I was talking a couple of years ago to the Head of Strategy for one of the IT giants. He was explaining how their salesforce was organized. I can’t remember the exact numbers now but let’s say Medium Business was for companies with between 200-1000 employees, Corporate was 1000-5000 employees and Large Enterprise was anything above that. Each group had a very different approach to the sales process. When I asked what research they’d done to inform themselves that buyers bought equipment in one way up until say 5000 employees but in a different way beyond that, he admitted they’d done none. He said they’d simply copied Microsoft’s traditional approach.

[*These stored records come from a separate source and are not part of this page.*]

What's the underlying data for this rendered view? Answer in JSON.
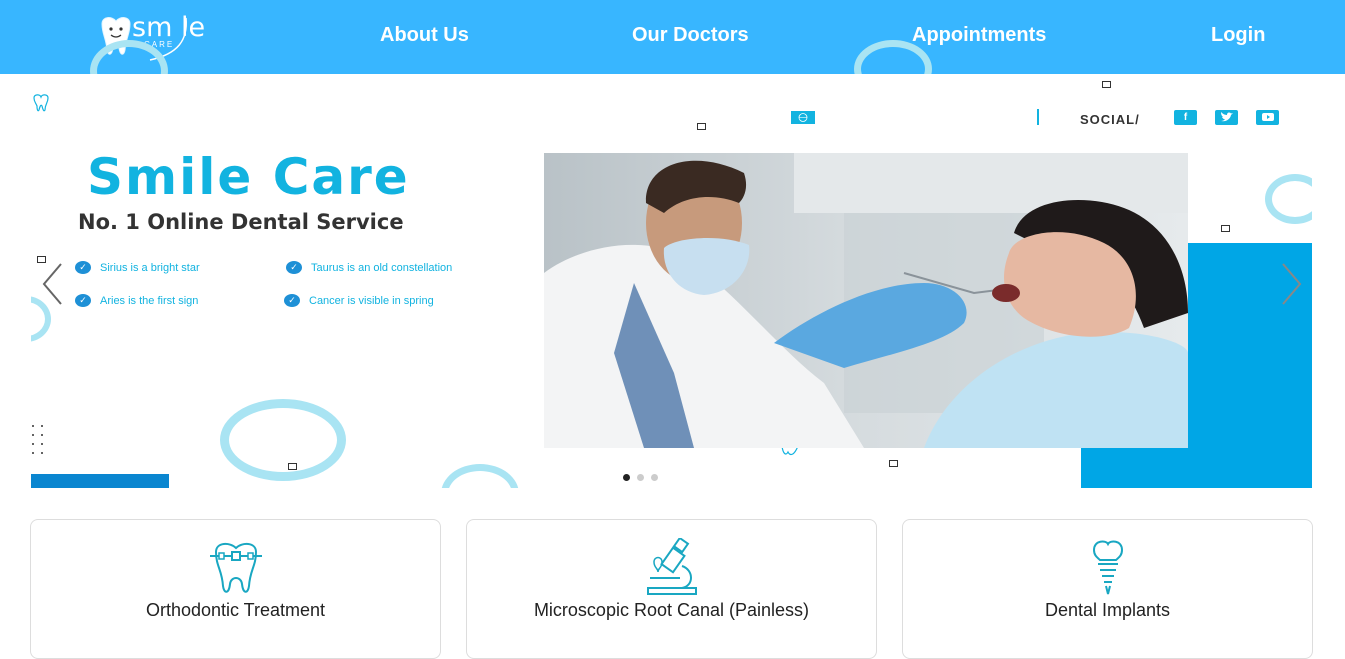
{
  "nav": {
    "logo_text": "sm le",
    "logo_sub": "CARE",
    "links": [
      "About Us",
      "Our Doctors",
      "Appointments",
      "Login"
    ]
  },
  "hero": {
    "title": "Smile Care",
    "subtitle": "No. 1 Online Dental Service",
    "features": [
      "Sirius is a bright star",
      "Taurus is an old constellation",
      "Aries is the first sign",
      "Cancer is visible in spring"
    ],
    "social_label": "SOCIAL/",
    "social_icons": [
      "facebook-icon",
      "twitter-icon",
      "youtube-icon"
    ],
    "slides": 3,
    "active_slide": 1
  },
  "services": [
    {
      "label": "Orthodontic Treatment",
      "icon": "braces-tooth-icon"
    },
    {
      "label": "Microscopic Root Canal (Painless)",
      "icon": "microscope-icon"
    },
    {
      "label": "Dental Implants",
      "icon": "dental-implant-icon"
    }
  ],
  "colors": {
    "nav_bg": "#38b6ff",
    "accent": "#12b3e0",
    "accent_dark": "#00a6e6"
  }
}
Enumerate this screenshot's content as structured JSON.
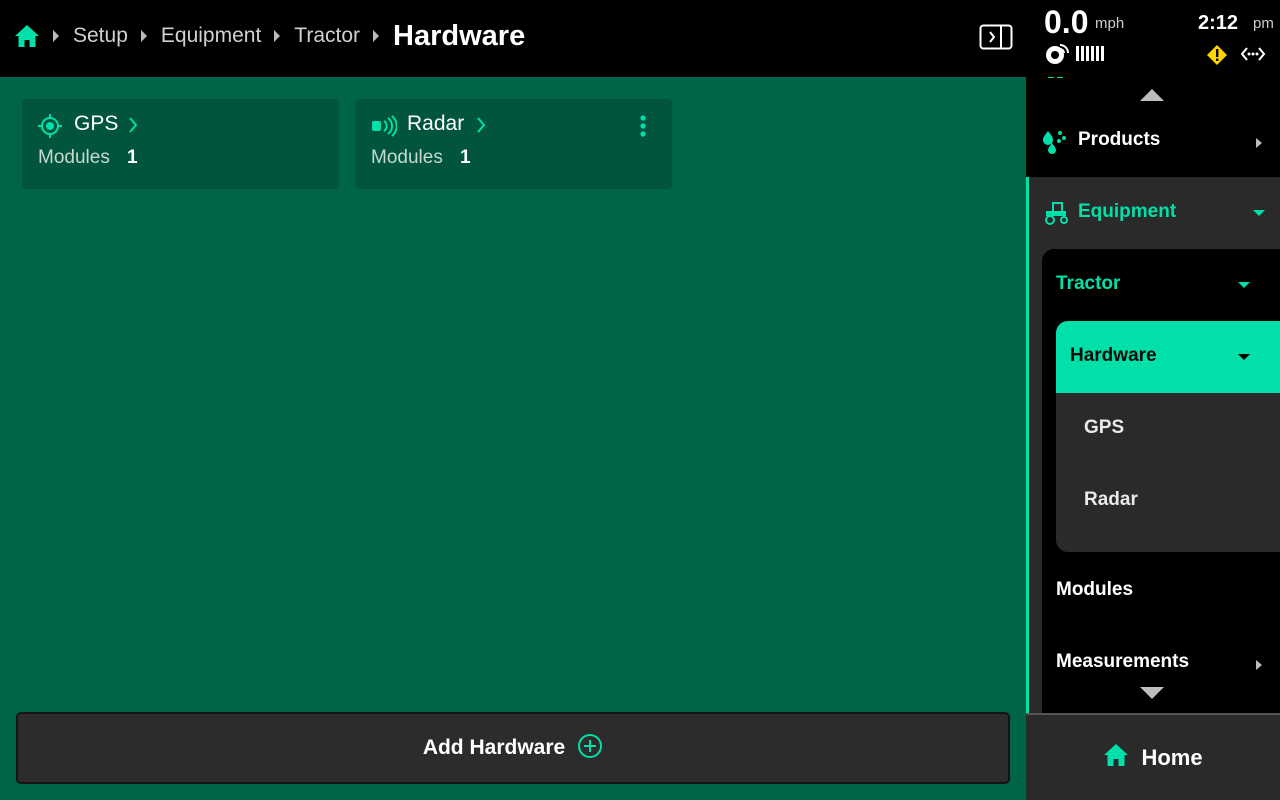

That’s Small Org, Medium Org and Large Org. Or SMORG, MORG & LORG!

I started to think about how companies morphed their buying process as they grew (or downsized). We analyzed as many buying structures as we could over the next twelve months (and still continue to). Companies do exhibit very different buying behavior as they change size and outlook. Also as they move along the centralized / distributed power axis.

But they don’t change buying behavior as they move from 4000 to 6000 employees, or from 100 to 300. The dividing lines salesforces make to carve up how they approach the market is perhaps two decades out of date. How strange that with all the changes in salesforce technology in the past few years, such a fundamental tenet of salesforce organisation has been left untouched. Is that because it’s still working, or because no-one has the data to prove it’s not working?

‘No decision’ might be the buyer’s not the salesperson’s fault

I keep reading these days about failures in the selling process. Bob Apollo (@BobApollo) – – recently blogged about the various challenges most commonly faced by salespeople:

  • Apparently well-qualified sales opportunities ending in ‘no decisions’
  • Salespeople unable to differentiate their offering from the competition
  • Salespeople unable to effectively communicate value
  • Salespeople spending too much time on admin and not enough on selling
  • Salespeople without the right tools or content to support key stages in the buying decision process

We can all recognize those issues. But it’s also important to realize when to take the blame and when not to. It’s not always the salesperson’s fault. I think too much coverage is given to the salesperson’s likely weaknesses because no-one likes to criticize the prospect. Why bite the hand that feeds? But some prospects can be a nightmare and I think a more important challenge is to recognize that fact as early in the process as possible.

Sometimes it’s easy to spot the tire-kicker but often it’s not. Often they seem to give all the right responses about there being a current need, there being a budget allocated, that they understand how your product or service is differentiated .. and still they don’t buy. But they never actually tell you the opportunity has passed – they continually say they’re still working on it internally to get the required approval.

While we can always improve the quality of the salesperson there’s no such immediate pressure, or incentive, for organizations to improve the professionalism of the buyer. There. Said it.